## What you have to do
Your answer should be one number: the count of lines in the records that include the word "JSON".

═══ Available records

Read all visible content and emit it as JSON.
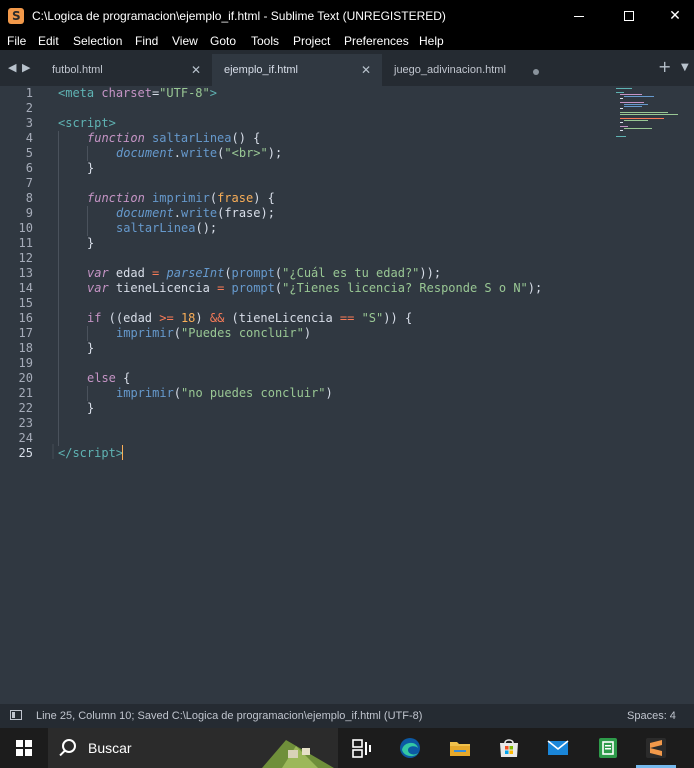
{
  "window": {
    "title": "C:\\Logica de programacion\\ejemplo_if.html - Sublime Text (UNREGISTERED)"
  },
  "menu": {
    "items": [
      "File",
      "Edit",
      "Selection",
      "Find",
      "View",
      "Goto",
      "Tools",
      "Project",
      "Preferences",
      "Help"
    ]
  },
  "tabs": {
    "items": [
      {
        "label": "futbol.html"
      },
      {
        "label": "ejemplo_if.html"
      },
      {
        "label": "juego_adivinacion.html"
      }
    ]
  },
  "editor": {
    "line_numbers": [
      "1",
      "2",
      "3",
      "4",
      "5",
      "6",
      "7",
      "8",
      "9",
      "10",
      "11",
      "12",
      "13",
      "14",
      "15",
      "16",
      "17",
      "18",
      "19",
      "20",
      "21",
      "22",
      "23",
      "24",
      "25"
    ],
    "current_line": "25"
  },
  "code": {
    "l1": {
      "a": "<",
      "b": "meta",
      "c": " charset",
      "d": "=",
      "e": "\"UTF-8\"",
      "f": ">"
    },
    "l3": {
      "a": "<",
      "b": "script",
      "c": ">"
    },
    "l4": {
      "a": "function",
      "b": " saltarLinea",
      "c": "() {"
    },
    "l5": {
      "a": "document",
      "b": ".",
      "c": "write",
      "d": "(",
      "e": "\"<br>\"",
      "f": ");"
    },
    "l6": {
      "a": "}"
    },
    "l8": {
      "a": "function",
      "b": " imprimir",
      "c": "(",
      "d": "frase",
      "e": ") {"
    },
    "l9": {
      "a": "document",
      "b": ".",
      "c": "write",
      "d": "(frase);"
    },
    "l10": {
      "a": "saltarLinea",
      "b": "();"
    },
    "l11": {
      "a": "}"
    },
    "l13": {
      "a": "var",
      "b": " edad ",
      "c": "=",
      "d": " ",
      "e": "parseInt",
      "f": "(",
      "g": "prompt",
      "h": "(",
      "i": "\"¿Cuál es tu edad?\"",
      "j": "));"
    },
    "l14": {
      "a": "var",
      "b": " tieneLicencia ",
      "c": "=",
      "d": " ",
      "e": "prompt",
      "f": "(",
      "g": "\"¿Tienes licencia? Responde S o N\"",
      "h": ");"
    },
    "l16": {
      "a": "if",
      "b": " ((edad ",
      "c": ">=",
      "d": " ",
      "e": "18",
      "f": ") ",
      "g": "&&",
      "h": " (tieneLicencia ",
      "i": "==",
      "j": " ",
      "k": "\"S\"",
      "l": ")) {"
    },
    "l17": {
      "a": "imprimir",
      "b": "(",
      "c": "\"Puedes concluir\"",
      "d": ")"
    },
    "l18": {
      "a": "}"
    },
    "l20": {
      "a": "else",
      "b": " {"
    },
    "l21": {
      "a": "imprimir",
      "b": "(",
      "c": "\"no puedes concluir\"",
      "d": ")"
    },
    "l22": {
      "a": "}"
    },
    "l25": {
      "a": "</",
      "b": "script",
      "c": ">"
    }
  },
  "status": {
    "text": "Line 25, Column 10; Saved C:\\Logica de programacion\\ejemplo_if.html (UTF-8)",
    "spaces": "Spaces: 4"
  },
  "taskbar": {
    "search_label": "Buscar"
  },
  "colors": {
    "editor_bg": "#303841",
    "tag": "#5fb3b3",
    "keyword": "#c594c5",
    "string": "#99c794",
    "function": "#6699cc",
    "operator": "#f97b58",
    "number": "#f9ae58"
  },
  "icons": {
    "app": "sublime-text-icon",
    "search": "search-icon",
    "taskbar": [
      "windows-start-icon",
      "task-view-icon",
      "edge-icon",
      "file-explorer-icon",
      "microsoft-store-icon",
      "mail-icon",
      "notes-icon",
      "sublime-text-icon"
    ]
  }
}
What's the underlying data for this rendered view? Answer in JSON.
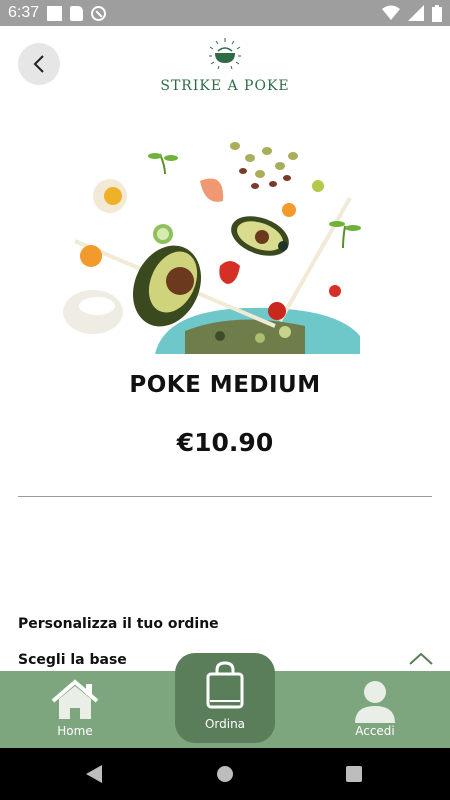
{
  "status_bar": {
    "time": "6:37",
    "icons": [
      "square-icon",
      "sd-card-icon",
      "data-saver-icon",
      "wifi-icon",
      "signal-icon",
      "battery-icon"
    ]
  },
  "header": {
    "back_icon": "chevron-left-icon",
    "logo_text": "STRIKE A POKE"
  },
  "product": {
    "image": "poke-ingredients-image",
    "name": "POKE MEDIUM",
    "price": "€10.90"
  },
  "customize": {
    "section_title": "Personalizza il tuo ordine",
    "base_title": "Scegli la base",
    "expand_icon": "chevron-up-icon"
  },
  "bottom_nav": {
    "home_label": "Home",
    "order_label": "Ordina",
    "login_label": "Accedi"
  },
  "colors": {
    "nav_green": "#7ea67e",
    "order_green": "#5a7d5a",
    "logo_green": "#2f6b45",
    "status_bar": "#9e9e9e"
  },
  "system_nav": {
    "icons": [
      "back-triangle-icon",
      "home-circle-icon",
      "recents-square-icon"
    ]
  }
}
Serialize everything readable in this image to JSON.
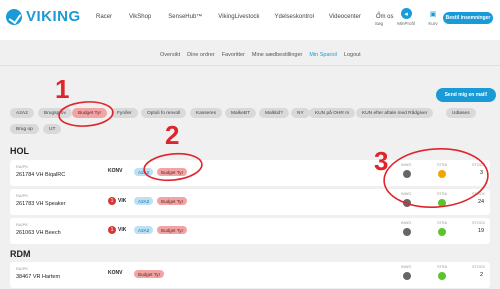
{
  "header": {
    "logo_text": "VIKING",
    "nav": [
      "Racer",
      "VikShop",
      "SenseHub™",
      "VikingLivestock",
      "Ydelseskontrol",
      "Videocenter",
      "Om os"
    ],
    "icons": [
      {
        "icon": "search-icon",
        "label": "Søg"
      },
      {
        "icon": "profile-icon",
        "label": "MinProfil"
      },
      {
        "icon": "cart-icon",
        "label": "Kurv"
      }
    ],
    "cta": "Bestil insemninger"
  },
  "subnav": {
    "items": [
      "Oversikt",
      "Dine ordrer",
      "Favoritter",
      "Mine sædbestillinger",
      "Min Sparoil",
      "Logout"
    ],
    "active_index": 4
  },
  "send_button": "Send mig en mail!",
  "filter_chips": [
    "A2A2",
    "Brugsprov",
    "Budget Tyr",
    "Fyn/ler",
    "Optuli fo renvoll",
    "Kasseres",
    "MalkeBT",
    "Malktid?",
    "NY",
    "KUN på OHR m",
    "KUN efter aftale med Rådgiver",
    "Udløses",
    "Brug op",
    "UT"
  ],
  "chip_red_index": 2,
  "sections": [
    {
      "title": "HOL",
      "rows": [
        {
          "label": "RA/PK",
          "name": "261784 VH BiqalRC",
          "type": "KONV",
          "badge": "",
          "tags": [
            "A2A2",
            "Budget Tyr"
          ],
          "col_labels": [
            "INWG",
            "STRA",
            "STOCK"
          ],
          "dot1": "#666666",
          "dot2": "#f5a300",
          "stock": "3"
        },
        {
          "label": "RA/PK",
          "name": "261783 VH Speaker",
          "type": "VIK",
          "badge": "1",
          "tags": [
            "A2A2",
            "Budget Tyr"
          ],
          "col_labels": [
            "INWG",
            "STRA",
            "STOCK"
          ],
          "dot1": "#666666",
          "dot2": "#5cc42b",
          "stock": "24"
        },
        {
          "label": "RA/PK",
          "name": "261063 VH Beech",
          "type": "VIK",
          "badge": "1",
          "tags": [
            "A2A2",
            "Budget Tyr"
          ],
          "col_labels": [
            "INWG",
            "STRA",
            "STOCK"
          ],
          "dot1": "#666666",
          "dot2": "#5cc42b",
          "stock": "19"
        }
      ]
    },
    {
      "title": "RDM",
      "rows": [
        {
          "label": "RA/PK",
          "name": "38467 VR Hartem",
          "type": "KONV",
          "badge": "",
          "tags": [
            "Budget Tyr"
          ],
          "col_labels": [
            "INWG",
            "STRA",
            "STOCK"
          ],
          "dot1": "#666666",
          "dot2": "#5cc42b",
          "stock": "2"
        }
      ]
    }
  ],
  "annotations": [
    "1",
    "2",
    "3"
  ],
  "colors": {
    "accent": "#1a9bd7",
    "annotation": "#e0242c"
  }
}
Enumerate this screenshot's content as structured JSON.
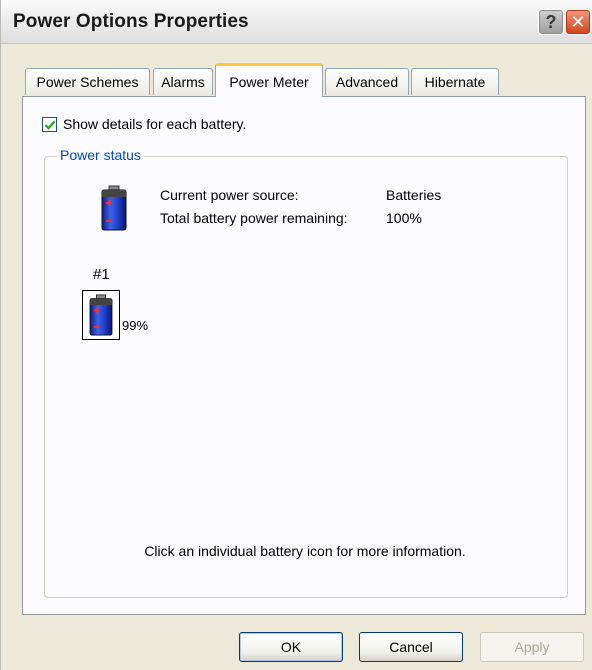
{
  "window": {
    "title": "Power Options Properties",
    "help_glyph": "?",
    "close_glyph": "✕"
  },
  "tabs": [
    {
      "label": "Power Schemes",
      "active": false
    },
    {
      "label": "Alarms",
      "active": false
    },
    {
      "label": "Power Meter",
      "active": true
    },
    {
      "label": "Advanced",
      "active": false
    },
    {
      "label": "Hibernate",
      "active": false
    }
  ],
  "power_meter": {
    "show_details_label": "Show details for each battery.",
    "show_details_checked": true,
    "group_title": "Power status",
    "current_source_label": "Current power source:",
    "current_source_value": "Batteries",
    "total_remaining_label": "Total battery power remaining:",
    "total_remaining_value": "100%",
    "batteries": [
      {
        "number": "#1",
        "percent": "99%"
      }
    ],
    "hint": "Click an individual battery icon for more information."
  },
  "buttons": {
    "ok": "OK",
    "cancel": "Cancel",
    "apply": "Apply"
  },
  "colors": {
    "dialog_bg": "#ece9d8",
    "tab_page_bg": "#fcfcfe",
    "group_title": "#0046d5",
    "active_tab_accent": "#ffc83c",
    "close_button": "#d2411c"
  },
  "icons": {
    "battery": "battery-icon",
    "check": "checkmark-icon",
    "help": "help-icon",
    "close": "close-icon"
  }
}
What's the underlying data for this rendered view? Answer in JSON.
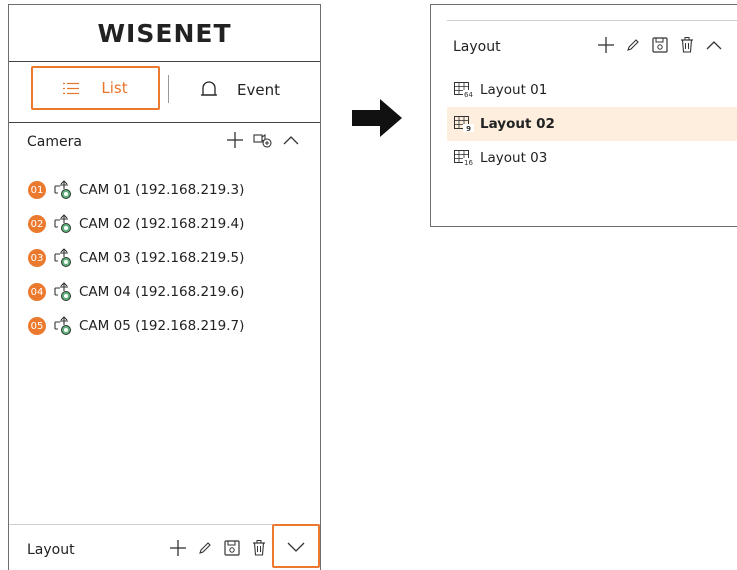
{
  "brand": {
    "logo_text": "WISENET"
  },
  "tabs": {
    "list_label": "List",
    "event_label": "Event"
  },
  "camera_section": {
    "title": "Camera",
    "items": [
      {
        "badge": "01",
        "label": "CAM 01 (192.168.219.3)"
      },
      {
        "badge": "02",
        "label": "CAM 02 (192.168.219.4)"
      },
      {
        "badge": "03",
        "label": "CAM 03 (192.168.219.5)"
      },
      {
        "badge": "04",
        "label": "CAM 04 (192.168.219.6)"
      },
      {
        "badge": "05",
        "label": "CAM 05 (192.168.219.7)"
      }
    ]
  },
  "layout_section_collapsed": {
    "title": "Layout"
  },
  "layout_section_expanded": {
    "title": "Layout",
    "items": [
      {
        "label": "Layout 01",
        "grid_badge": "64",
        "selected": false
      },
      {
        "label": "Layout 02",
        "grid_badge": "9",
        "selected": true
      },
      {
        "label": "Layout 03",
        "grid_badge": "16",
        "selected": false
      }
    ]
  },
  "colors": {
    "accent": "#ec7a2e",
    "selected_row": "#fdeedd",
    "camera_status": "#5fb37a"
  },
  "icons": [
    "list-icon",
    "bell-icon",
    "plus-icon",
    "add-camera-icon",
    "chevron-up-icon",
    "chevron-down-icon",
    "pencil-icon",
    "save-icon",
    "trash-icon",
    "camera-icon",
    "layout-grid-icon",
    "right-arrow-icon"
  ]
}
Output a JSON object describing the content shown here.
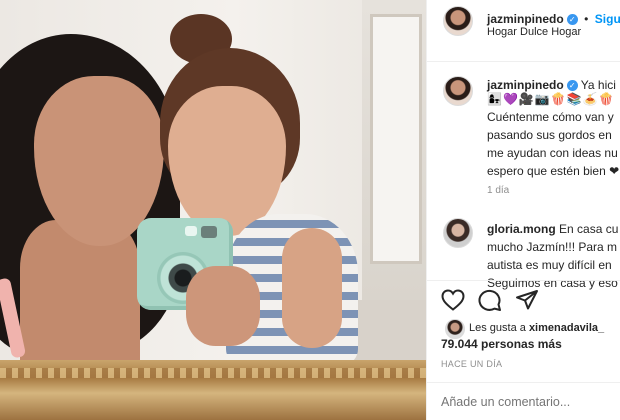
{
  "post": {
    "header": {
      "username": "jazminpinedo",
      "separator": "•",
      "follow_label": "Siguie",
      "location": "Hogar Dulce Hogar"
    },
    "caption": {
      "username": "jazminpinedo",
      "first_line_tail": "Ya hici",
      "emoji_line": "👩‍👧💜🎥📷🍿📚🍝🍿",
      "lines": [
        "Cuéntenme cómo van y",
        "pasando sus gordos en",
        "me ayudan con ideas nu",
        "espero que estén bien ❤"
      ],
      "time": "1 día"
    },
    "comment": {
      "username": "gloria.mong",
      "first_line_tail": "En casa cu",
      "lines": [
        "mucho Jazmín!!! Para m",
        "autista es muy difícil en",
        "Seguimos en casa y eso"
      ]
    },
    "likes": {
      "prefix": "Les gusta a",
      "liker": "ximenadavila_",
      "count_line": "79.044 personas más"
    },
    "posted_ago": "HACE UN DÍA",
    "add_comment_placeholder": "Añade un comentario..."
  },
  "icons": [
    "heart-icon",
    "comment-icon",
    "share-icon",
    "verified-badge-icon"
  ],
  "colors": {
    "link_blue": "#0095f6",
    "verified_blue": "#3897f0",
    "muted_gray": "#8e8e8e"
  }
}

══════

## Result of this exercise
6